the accused upon arrest


Take away the possessions of the accused
Take the accused to the police station

Perform a more detailed search

Section

487.04 of Criminal Code

Allows police, with a warrant to get DNA samples

Searches

A careful balance between the individuals right to privacy with


the states need to conduct a thorough investigation
Search rules established in both statute and common law
Most cases require a warrant (some exceptions)

Chapter 4, S.8 of the Charter protect people in Canada from


unreasonable search and seizure

Strip-search and skin-frisk


Performed by officers of the same sex
Performed at the police station
With sufficient reason

CBC New article SIU probes Ottawa police strip search

Searches Continued

Obtaining a Search Warrant

Using a Search Warrant

Officer swears before a judge, who


issues the warrant if testimony is
accepted
To ensure section 8 of the Charter
secure against unreasonable
search or seizure

Only on the day of indicated


Only specific items identified

Need a warrant to use electronic


surveillance equipment
exception (suspected terrorists)

Questioning the Accused

Police are required to question suspects

Police cannot force a suspect to answer a questions

Section 7 detained person has the right to remain silent


Police must give suspect a chance to make a free and
meaningful choice about whether to speak or remain silent

Police must promptly inform arrested person of the


reason for their arrest and their right to counsel

Interrogation Techniques
Interview suspects to obtain the truth (ideally
through a trusting relationship with the suspect)

Begin with open-ended, non-threatening questions


designed to encourage the suspect to speak
Conclude with closed questions designed to get specific
information

4 Stage approach to interrogation


1.
2.
3.
4.
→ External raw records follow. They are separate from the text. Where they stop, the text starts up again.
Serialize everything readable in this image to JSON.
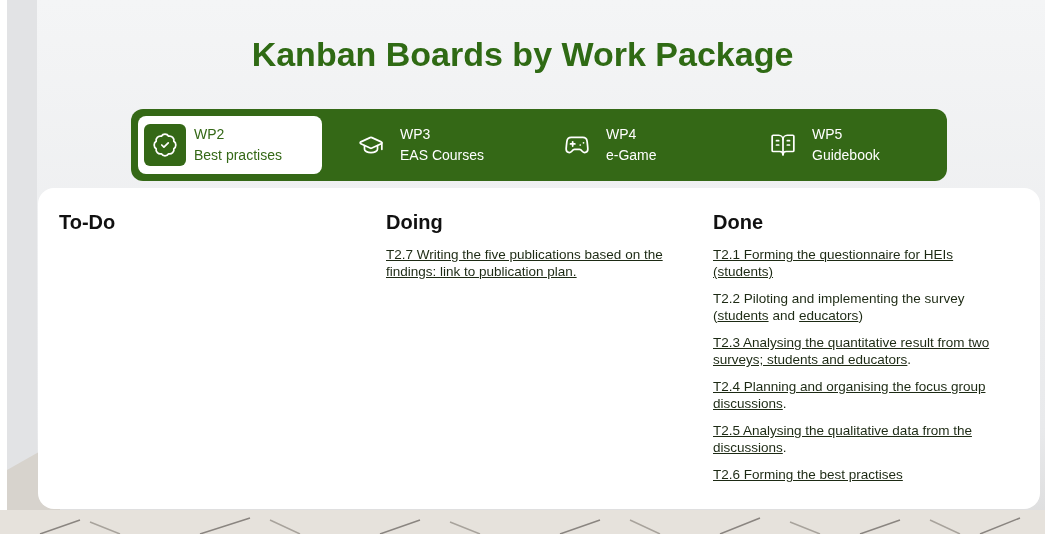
{
  "title": "Kanban Boards by Work Package",
  "tabs": [
    {
      "code": "WP2",
      "label": "Best practises",
      "kind": "badge",
      "selected": true
    },
    {
      "code": "WP3",
      "label": "EAS Courses",
      "kind": "cap",
      "selected": false
    },
    {
      "code": "WP4",
      "label": "e-Game",
      "kind": "gamepad",
      "selected": false
    },
    {
      "code": "WP5",
      "label": "Guidebook",
      "kind": "book",
      "selected": false
    }
  ],
  "columns": [
    {
      "heading": "To-Do"
    },
    {
      "heading": "Doing",
      "tasks": [
        {
          "lines": [
            [
              {
                "kind": "link",
                "text": "T2.7 Writing the five publications based on the"
              }
            ],
            [
              {
                "kind": "link",
                "text": "findings: link to publication plan."
              }
            ]
          ]
        }
      ]
    },
    {
      "heading": "Done",
      "tasks": [
        {
          "lines": [
            [
              {
                "kind": "link",
                "text": "T2.1 Forming the questionnaire for HEIs"
              }
            ],
            [
              {
                "kind": "link",
                "text": "(students)"
              }
            ]
          ]
        },
        {
          "lines": [
            [
              {
                "kind": "text",
                "text": "T2.2 Piloting and implementing the survey"
              }
            ],
            [
              {
                "kind": "text",
                "text": "("
              },
              {
                "kind": "link",
                "text": "students"
              },
              {
                "kind": "text",
                "text": "and"
              },
              {
                "kind": "link",
                "text": "educators"
              },
              {
                "kind": "text",
                "text": ")"
              }
            ]
          ]
        },
        {
          "lines": [
            [
              {
                "kind": "link",
                "text": "T2.3 Analysing the quantitative result from two"
              }
            ],
            [
              {
                "kind": "link",
                "text": "surveys; students and educators"
              },
              {
                "kind": "text",
                "text": "."
              }
            ]
          ]
        },
        {
          "lines": [
            [
              {
                "kind": "link",
                "text": "T2.4 Planning and organising the focus group"
              }
            ],
            [
              {
                "kind": "link",
                "text": "discussions"
              },
              {
                "kind": "text",
                "text": "."
              }
            ]
          ]
        },
        {
          "lines": [
            [
              {
                "kind": "link",
                "text": "T2.5 Analysing the qualitative data from the"
              }
            ],
            [
              {
                "kind": "link",
                "text": "discussions"
              },
              {
                "kind": "text",
                "text": "."
              }
            ]
          ]
        },
        {
          "lines": [
            [
              {
                "kind": "link",
                "text": "T2.6 Forming the best practises"
              }
            ]
          ]
        }
      ]
    }
  ]
}
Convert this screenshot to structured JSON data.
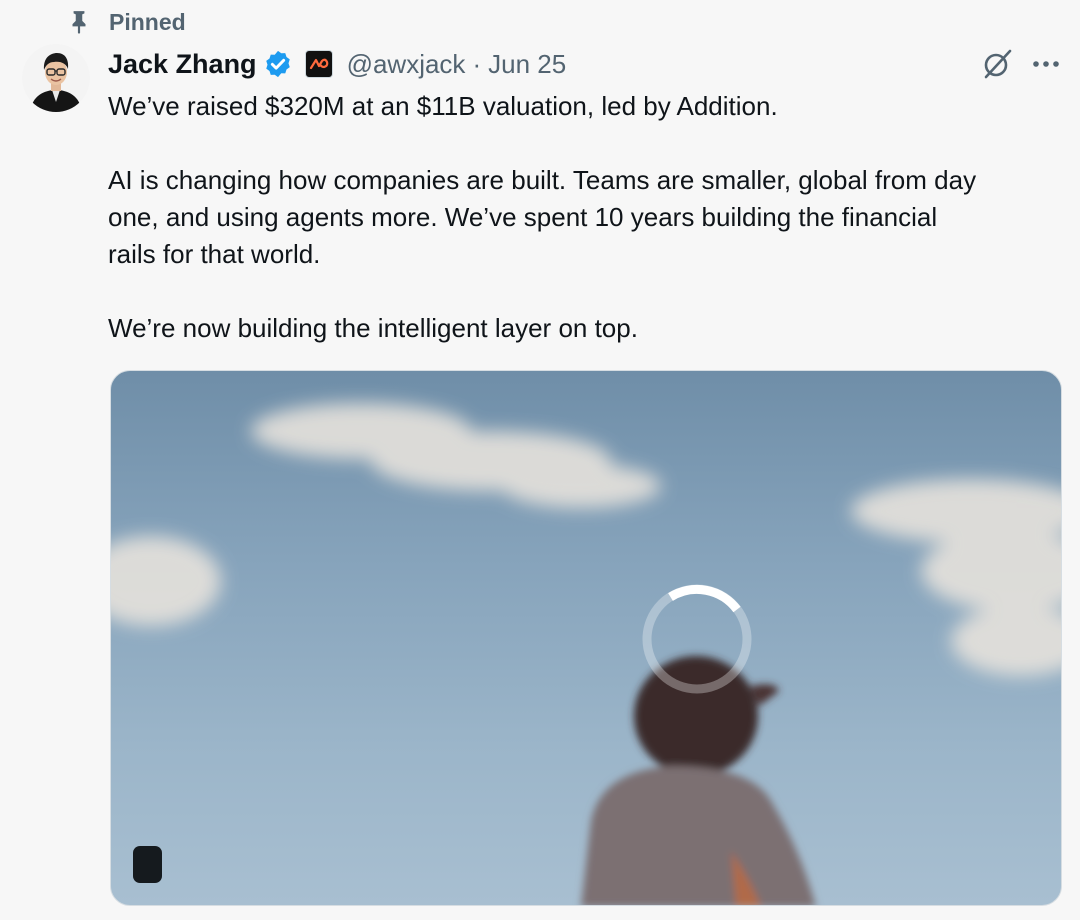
{
  "pinned": {
    "label": "Pinned",
    "icon": "pin-icon"
  },
  "author": {
    "display_name": "Jack Zhang",
    "verified_icon": "verified-badge-icon",
    "affiliate_icon": "airwallex-logo-icon",
    "handle": "@awxjack",
    "separator": "·",
    "date": "Jun 25"
  },
  "actions": {
    "grok_icon": "grok-icon",
    "more_icon": "more-horizontal-icon"
  },
  "tweet": {
    "paragraphs": [
      [
        "We’ve raised $320M at an $11B valuation, led by Addition."
      ],
      [
        "AI is changing how companies are built. Teams are smaller, global from day",
        "one, and using agents more. We’ve spent 10 years building the financial",
        "rails for that world."
      ],
      [
        "We’re now building the intelligent layer on top."
      ]
    ]
  },
  "media": {
    "type": "video",
    "state": "loading",
    "loading_icon": "loading-spinner-icon"
  },
  "colors": {
    "text_primary": "#0f1419",
    "text_secondary": "#536471",
    "verified_blue": "#1d9bf0",
    "background": "#f7f7f7"
  }
}
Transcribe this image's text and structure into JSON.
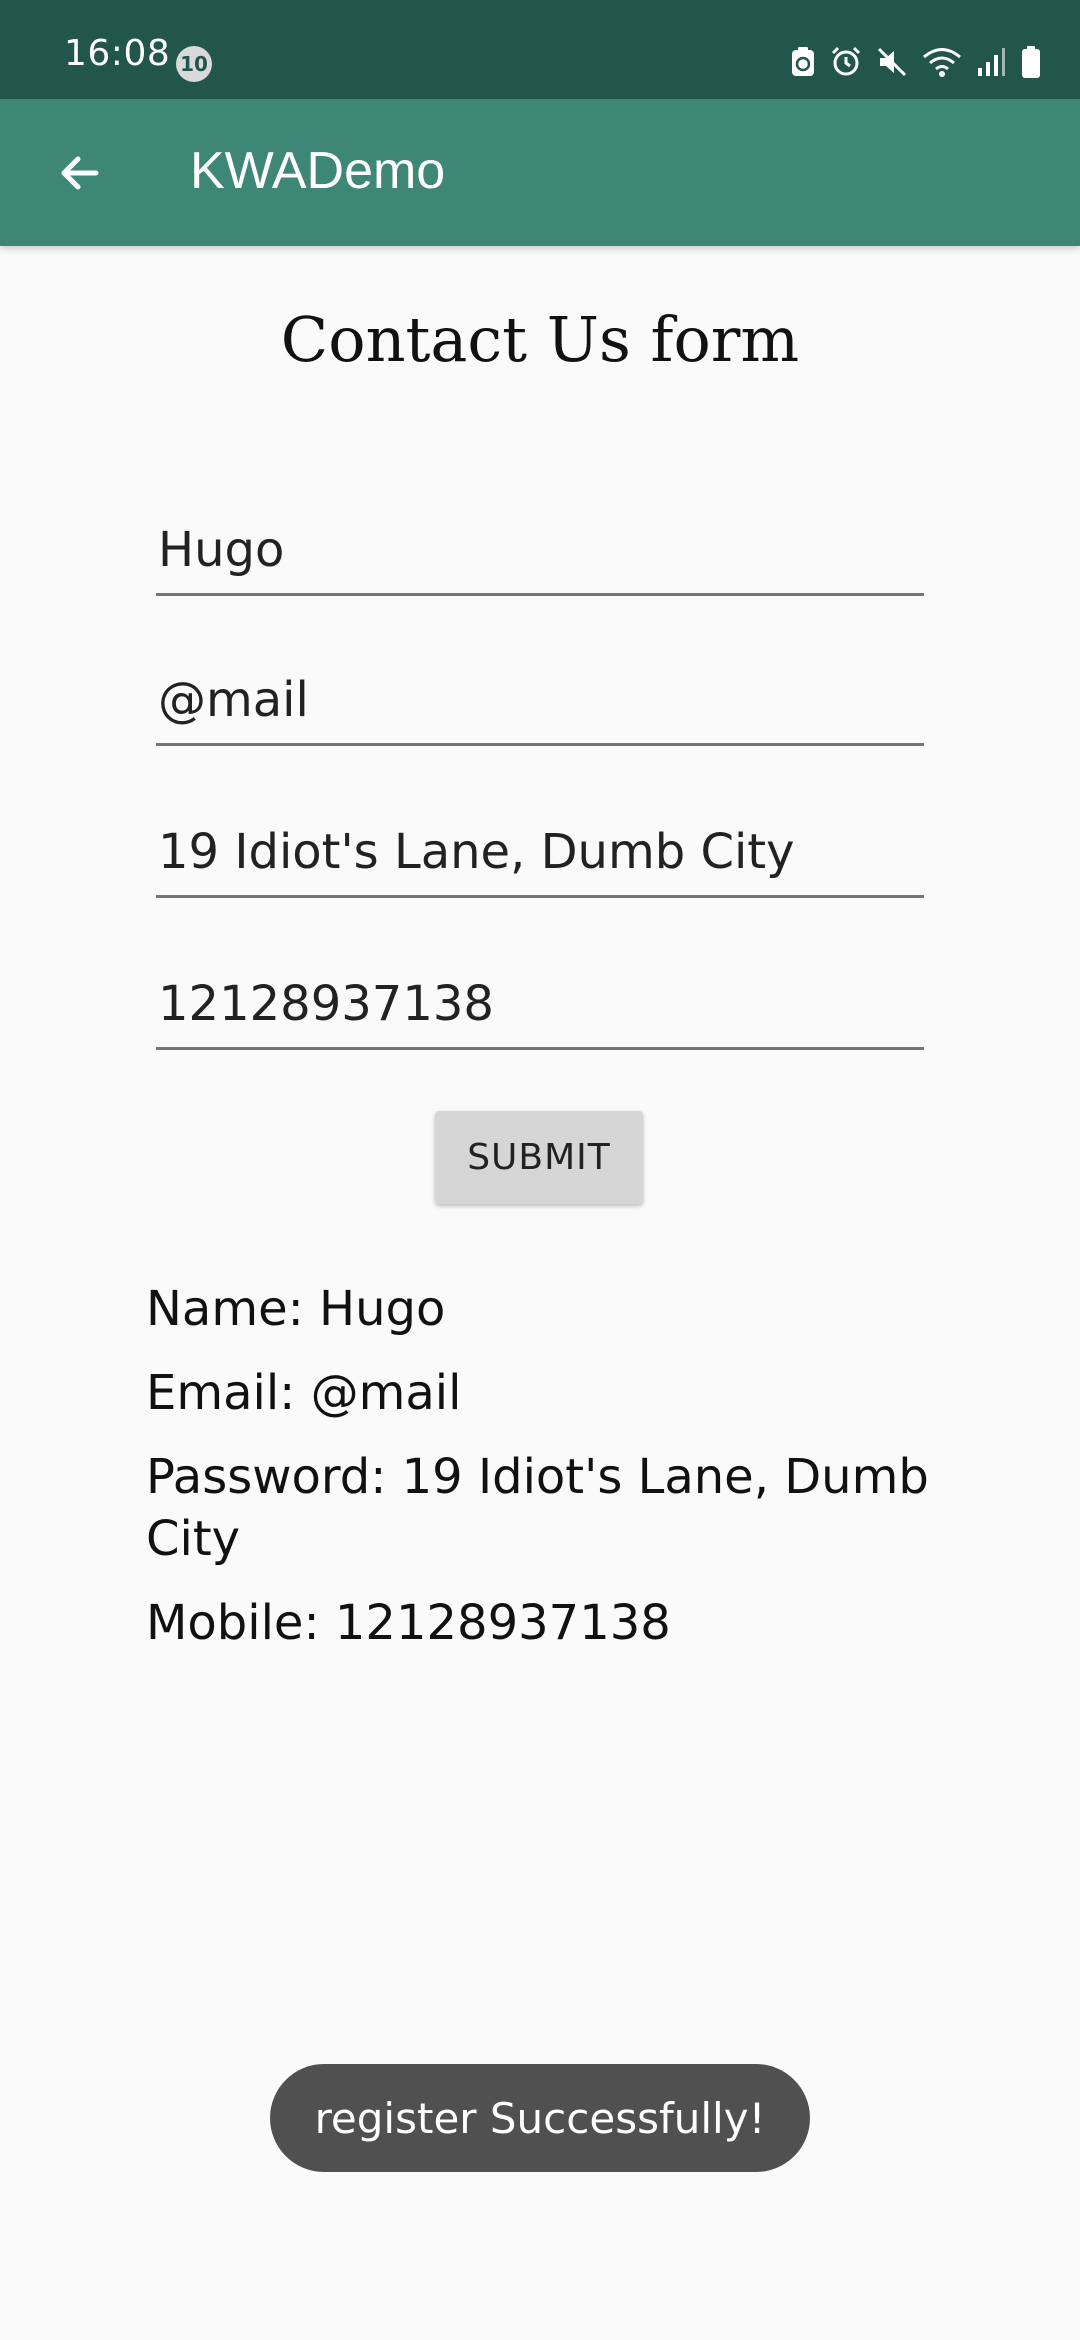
{
  "status_bar": {
    "time": "16:08",
    "notification_count": "10",
    "icons": [
      "recycle-icon",
      "alarm-icon",
      "mute-icon",
      "wifi-icon",
      "signal-icon",
      "battery-icon"
    ]
  },
  "app_bar": {
    "back_icon": "arrow-left-icon",
    "title": "KWADemo"
  },
  "form": {
    "title": "Contact Us form",
    "name_value": "Hugo",
    "email_value": "@mail",
    "address_value": "19 Idiot's Lane, Dumb City",
    "mobile_value": "12128937138",
    "submit_label": "SUBMIT"
  },
  "results": {
    "name": "Name: Hugo",
    "email": "Email: @mail",
    "password": "Password: 19 Idiot's Lane, Dumb City",
    "mobile": "Mobile: 12128937138"
  },
  "toast": {
    "message": "register Successfully!"
  },
  "colors": {
    "status_bar": "#23564a",
    "app_bar": "#3e8777",
    "background": "#fafafa",
    "toast": "#505050"
  }
}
Describe the entire incident


Describe the period before the incident took place
Describe the details of the offence
The period following the offence